■ **LISTED ENTRIES**:
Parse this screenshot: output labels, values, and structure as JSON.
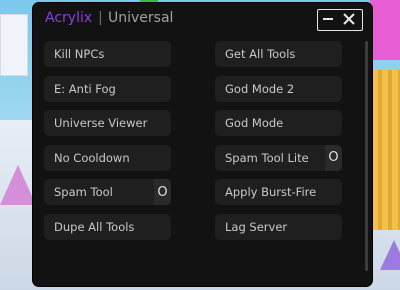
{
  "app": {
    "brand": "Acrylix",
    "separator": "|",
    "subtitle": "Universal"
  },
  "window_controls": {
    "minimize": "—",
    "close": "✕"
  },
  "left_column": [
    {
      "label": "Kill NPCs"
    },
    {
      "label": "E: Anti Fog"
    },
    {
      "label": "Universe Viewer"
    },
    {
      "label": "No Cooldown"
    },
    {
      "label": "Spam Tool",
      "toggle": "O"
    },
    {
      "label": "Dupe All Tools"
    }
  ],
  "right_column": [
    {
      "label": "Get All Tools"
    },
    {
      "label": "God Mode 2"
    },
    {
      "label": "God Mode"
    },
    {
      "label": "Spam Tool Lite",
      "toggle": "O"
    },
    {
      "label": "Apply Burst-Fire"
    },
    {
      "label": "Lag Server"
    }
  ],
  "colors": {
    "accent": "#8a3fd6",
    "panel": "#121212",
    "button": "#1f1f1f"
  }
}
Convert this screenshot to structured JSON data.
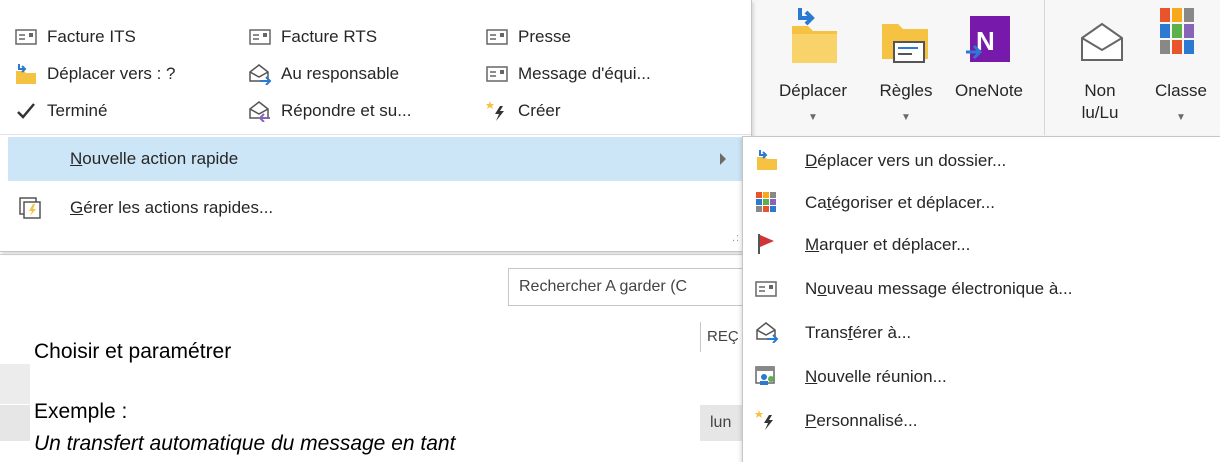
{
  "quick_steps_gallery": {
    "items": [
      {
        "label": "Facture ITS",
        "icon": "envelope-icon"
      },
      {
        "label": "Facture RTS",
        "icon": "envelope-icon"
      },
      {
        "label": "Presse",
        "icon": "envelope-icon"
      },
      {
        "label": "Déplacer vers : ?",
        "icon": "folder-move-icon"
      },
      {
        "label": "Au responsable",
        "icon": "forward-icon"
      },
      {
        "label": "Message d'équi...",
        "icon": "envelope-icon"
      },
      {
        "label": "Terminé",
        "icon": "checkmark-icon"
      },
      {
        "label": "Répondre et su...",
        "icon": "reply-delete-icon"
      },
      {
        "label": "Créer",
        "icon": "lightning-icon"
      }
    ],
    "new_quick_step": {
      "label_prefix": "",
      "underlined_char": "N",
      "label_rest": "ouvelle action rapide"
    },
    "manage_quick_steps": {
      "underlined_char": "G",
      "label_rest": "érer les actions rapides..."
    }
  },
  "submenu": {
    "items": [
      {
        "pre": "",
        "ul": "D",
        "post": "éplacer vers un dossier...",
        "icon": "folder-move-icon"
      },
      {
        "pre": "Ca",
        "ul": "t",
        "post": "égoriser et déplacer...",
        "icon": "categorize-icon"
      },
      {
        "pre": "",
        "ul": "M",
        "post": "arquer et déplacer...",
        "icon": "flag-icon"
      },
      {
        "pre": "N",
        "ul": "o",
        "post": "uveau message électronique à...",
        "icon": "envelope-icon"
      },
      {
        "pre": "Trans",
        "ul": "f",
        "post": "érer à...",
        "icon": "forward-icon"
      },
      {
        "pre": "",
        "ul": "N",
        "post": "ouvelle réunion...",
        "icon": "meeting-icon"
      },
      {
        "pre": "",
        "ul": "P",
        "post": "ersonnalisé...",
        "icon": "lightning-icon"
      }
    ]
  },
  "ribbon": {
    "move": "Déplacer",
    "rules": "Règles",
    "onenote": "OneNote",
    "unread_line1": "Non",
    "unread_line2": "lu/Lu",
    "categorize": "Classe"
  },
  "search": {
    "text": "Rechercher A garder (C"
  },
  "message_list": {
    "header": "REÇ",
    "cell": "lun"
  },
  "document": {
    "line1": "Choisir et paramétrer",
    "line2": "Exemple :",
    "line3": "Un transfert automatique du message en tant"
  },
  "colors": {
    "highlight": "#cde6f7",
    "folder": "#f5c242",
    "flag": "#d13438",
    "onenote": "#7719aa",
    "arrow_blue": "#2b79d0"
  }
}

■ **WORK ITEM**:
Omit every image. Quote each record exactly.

■ **WRITTEN RESPONSE**:
Parse this screenshot: output labels, values, and structure as JSON.
{
  "app": {
    "brand": "Acrylix",
    "separator": "|",
    "subtitle": "Universal"
  },
  "window_controls": {
    "minimize": "—",
    "close": "✕"
  },
  "left_column": [
    {
      "label": "Kill NPCs"
    },
    {
      "label": "E: Anti Fog"
    },
    {
      "label": "Universe Viewer"
    },
    {
      "label": "No Cooldown"
    },
    {
      "label": "Spam Tool",
      "toggle": "O"
    },
    {
      "label": "Dupe All Tools"
    }
  ],
  "right_column": [
    {
      "label": "Get All Tools"
    },
    {
      "label": "God Mode 2"
    },
    {
      "label": "God Mode"
    },
    {
      "label": "Spam Tool Lite",
      "toggle": "O"
    },
    {
      "label": "Apply Burst-Fire"
    },
    {
      "label": "Lag Server"
    }
  ],
  "colors": {
    "accent": "#8a3fd6",
    "panel": "#121212",
    "button": "#1f1f1f"
  }
}
Convert this screenshot to structured JSON data.
{
  "quick_steps_gallery": {
    "items": [
      {
        "label": "Facture ITS",
        "icon": "envelope-icon"
      },
      {
        "label": "Facture RTS",
        "icon": "envelope-icon"
      },
      {
        "label": "Presse",
        "icon": "envelope-icon"
      },
      {
        "label": "Déplacer vers : ?",
        "icon": "folder-move-icon"
      },
      {
        "label": "Au responsable",
        "icon": "forward-icon"
      },
      {
        "label": "Message d'équi...",
        "icon": "envelope-icon"
      },
      {
        "label": "Terminé",
        "icon": "checkmark-icon"
      },
      {
        "label": "Répondre et su...",
        "icon": "reply-delete-icon"
      },
      {
        "label": "Créer",
        "icon": "lightning-icon"
      }
    ],
    "new_quick_step": {
      "label_prefix": "",
      "underlined_char": "N",
      "label_rest": "ouvelle action rapide"
    },
    "manage_quick_steps": {
      "underlined_char": "G",
      "label_rest": "érer les actions rapides..."
    }
  },
  "submenu": {
    "items": [
      {
        "pre": "",
        "ul": "D",
        "post": "éplacer vers un dossier...",
        "icon": "folder-move-icon"
      },
      {
        "pre": "Ca",
        "ul": "t",
        "post": "égoriser et déplacer...",
        "icon": "categorize-icon"
      },
      {
        "pre": "",
        "ul": "M",
        "post": "arquer et déplacer...",
        "icon": "flag-icon"
      },
      {
        "pre": "N",
        "ul": "o",
        "post": "uveau message électronique à...",
        "icon": "envelope-icon"
      },
      {
        "pre": "Trans",
        "ul": "f",
        "post": "érer à...",
        "icon": "forward-icon"
      },
      {
        "pre": "",
        "ul": "N",
        "post": "ouvelle réunion...",
        "icon": "meeting-icon"
      },
      {
        "pre": "",
        "ul": "P",
        "post": "ersonnalisé...",
        "icon": "lightning-icon"
      }
    ]
  },
  "ribbon": {
    "move": "Déplacer",
    "rules": "Règles",
    "onenote": "OneNote",
    "unread_line1": "Non",
    "unread_line2": "lu/Lu",
    "categorize": "Classe"
  },
  "search": {
    "text": "Rechercher A garder (C"
  },
  "message_list": {
    "header": "REÇ",
    "cell": "lun"
  },
  "document": {
    "line1": "Choisir et paramétrer",
    "line2": "Exemple :",
    "line3": "Un transfert automatique du message en tant"
  },
  "colors": {
    "highlight": "#cde6f7",
    "folder": "#f5c242",
    "flag": "#d13438",
    "onenote": "#7719aa",
    "arrow_blue": "#2b79d0"
  }
}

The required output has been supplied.